• DATA IN THIS EXERCISE
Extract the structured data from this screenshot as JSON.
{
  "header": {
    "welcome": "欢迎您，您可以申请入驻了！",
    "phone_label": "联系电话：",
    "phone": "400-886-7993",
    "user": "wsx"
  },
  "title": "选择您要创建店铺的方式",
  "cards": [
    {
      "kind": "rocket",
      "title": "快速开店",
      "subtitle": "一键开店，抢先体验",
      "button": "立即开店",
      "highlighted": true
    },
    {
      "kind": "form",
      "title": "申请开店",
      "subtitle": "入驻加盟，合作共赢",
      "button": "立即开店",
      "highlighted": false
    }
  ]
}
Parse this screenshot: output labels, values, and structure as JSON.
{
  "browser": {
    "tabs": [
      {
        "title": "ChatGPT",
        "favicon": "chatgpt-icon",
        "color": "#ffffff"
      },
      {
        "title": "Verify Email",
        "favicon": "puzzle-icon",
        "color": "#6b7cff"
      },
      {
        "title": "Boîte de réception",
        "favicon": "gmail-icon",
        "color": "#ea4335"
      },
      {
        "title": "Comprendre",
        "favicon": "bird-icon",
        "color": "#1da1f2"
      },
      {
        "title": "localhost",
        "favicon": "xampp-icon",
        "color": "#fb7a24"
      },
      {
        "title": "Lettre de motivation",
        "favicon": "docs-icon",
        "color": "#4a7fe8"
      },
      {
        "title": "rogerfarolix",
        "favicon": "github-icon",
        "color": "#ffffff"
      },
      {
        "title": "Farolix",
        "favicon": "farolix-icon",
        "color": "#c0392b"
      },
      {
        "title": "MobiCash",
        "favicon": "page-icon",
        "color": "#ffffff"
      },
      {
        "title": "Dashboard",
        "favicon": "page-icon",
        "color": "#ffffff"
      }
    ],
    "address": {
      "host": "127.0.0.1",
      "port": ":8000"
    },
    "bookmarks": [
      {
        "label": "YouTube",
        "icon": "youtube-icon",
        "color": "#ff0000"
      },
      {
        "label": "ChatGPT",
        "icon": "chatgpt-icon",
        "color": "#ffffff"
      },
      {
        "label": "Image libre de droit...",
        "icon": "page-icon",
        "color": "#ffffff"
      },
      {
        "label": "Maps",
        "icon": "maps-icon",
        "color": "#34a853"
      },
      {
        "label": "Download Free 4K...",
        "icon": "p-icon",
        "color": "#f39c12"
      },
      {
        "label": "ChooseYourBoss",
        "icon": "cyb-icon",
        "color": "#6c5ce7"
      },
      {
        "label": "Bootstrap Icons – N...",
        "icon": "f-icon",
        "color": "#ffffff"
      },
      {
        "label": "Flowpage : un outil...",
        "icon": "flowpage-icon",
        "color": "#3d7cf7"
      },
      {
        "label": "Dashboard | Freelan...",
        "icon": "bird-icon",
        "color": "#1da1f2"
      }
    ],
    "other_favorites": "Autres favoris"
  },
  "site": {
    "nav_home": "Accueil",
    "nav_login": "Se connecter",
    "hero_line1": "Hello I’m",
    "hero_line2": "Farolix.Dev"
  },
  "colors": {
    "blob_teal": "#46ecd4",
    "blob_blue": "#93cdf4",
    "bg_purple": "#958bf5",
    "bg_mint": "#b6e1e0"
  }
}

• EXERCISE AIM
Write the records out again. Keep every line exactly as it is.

• REPLY TO THE EXERCISE
Extract the structured data from this screenshot as JSON.
{
  "header": {
    "welcome": "欢迎您，您可以申请入驻了！",
    "phone_label": "联系电话：",
    "phone": "400-886-7993",
    "user": "wsx"
  },
  "title": "选择您要创建店铺的方式",
  "cards": [
    {
      "kind": "rocket",
      "title": "快速开店",
      "subtitle": "一键开店，抢先体验",
      "button": "立即开店",
      "highlighted": true
    },
    {
      "kind": "form",
      "title": "申请开店",
      "subtitle": "入驻加盟，合作共赢",
      "button": "立即开店",
      "highlighted": false
    }
  ]
}
Parse this screenshot: output labels, values, and structure as JSON.
{
  "browser": {
    "tabs": [
      {
        "title": "ChatGPT",
        "favicon": "chatgpt-icon",
        "color": "#ffffff"
      },
      {
        "title": "Verify Email",
        "favicon": "puzzle-icon",
        "color": "#6b7cff"
      },
      {
        "title": "Boîte de réception",
        "favicon": "gmail-icon",
        "color": "#ea4335"
      },
      {
        "title": "Comprendre",
        "favicon": "bird-icon",
        "color": "#1da1f2"
      },
      {
        "title": "localhost",
        "favicon": "xampp-icon",
        "color": "#fb7a24"
      },
      {
        "title": "Lettre de motivation",
        "favicon": "docs-icon",
        "color": "#4a7fe8"
      },
      {
        "title": "rogerfarolix",
        "favicon": "github-icon",
        "color": "#ffffff"
      },
      {
        "title": "Farolix",
        "favicon": "farolix-icon",
        "color": "#c0392b"
      },
      {
        "title": "MobiCash",
        "favicon": "page-icon",
        "color": "#ffffff"
      },
      {
        "title": "Dashboard",
        "favicon": "page-icon",
        "color": "#ffffff"
      }
    ],
    "address": {
      "host": "127.0.0.1",
      "port": ":8000"
    },
    "bookmarks": [
      {
        "label": "YouTube",
        "icon": "youtube-icon",
        "color": "#ff0000"
      },
      {
        "label": "ChatGPT",
        "icon": "chatgpt-icon",
        "color": "#ffffff"
      },
      {
        "label": "Image libre de droit...",
        "icon": "page-icon",
        "color": "#ffffff"
      },
      {
        "label": "Maps",
        "icon": "maps-icon",
        "color": "#34a853"
      },
      {
        "label": "Download Free 4K...",
        "icon": "p-icon",
        "color": "#f39c12"
      },
      {
        "label": "ChooseYourBoss",
        "icon": "cyb-icon",
        "color": "#6c5ce7"
      },
      {
        "label": "Bootstrap Icons – N...",
        "icon": "f-icon",
        "color": "#ffffff"
      },
      {
        "label": "Flowpage : un outil...",
        "icon": "flowpage-icon",
        "color": "#3d7cf7"
      },
      {
        "label": "Dashboard | Freelan...",
        "icon": "bird-icon",
        "color": "#1da1f2"
      }
    ],
    "other_favorites": "Autres favoris"
  },
  "site": {
    "nav_home": "Accueil",
    "nav_login": "Se connecter",
    "hero_line1": "Hello I’m",
    "hero_line2": "Farolix.Dev"
  },
  "colors": {
    "blob_teal": "#46ecd4",
    "blob_blue": "#93cdf4",
    "bg_purple": "#958bf5",
    "bg_mint": "#b6e1e0"
  }
}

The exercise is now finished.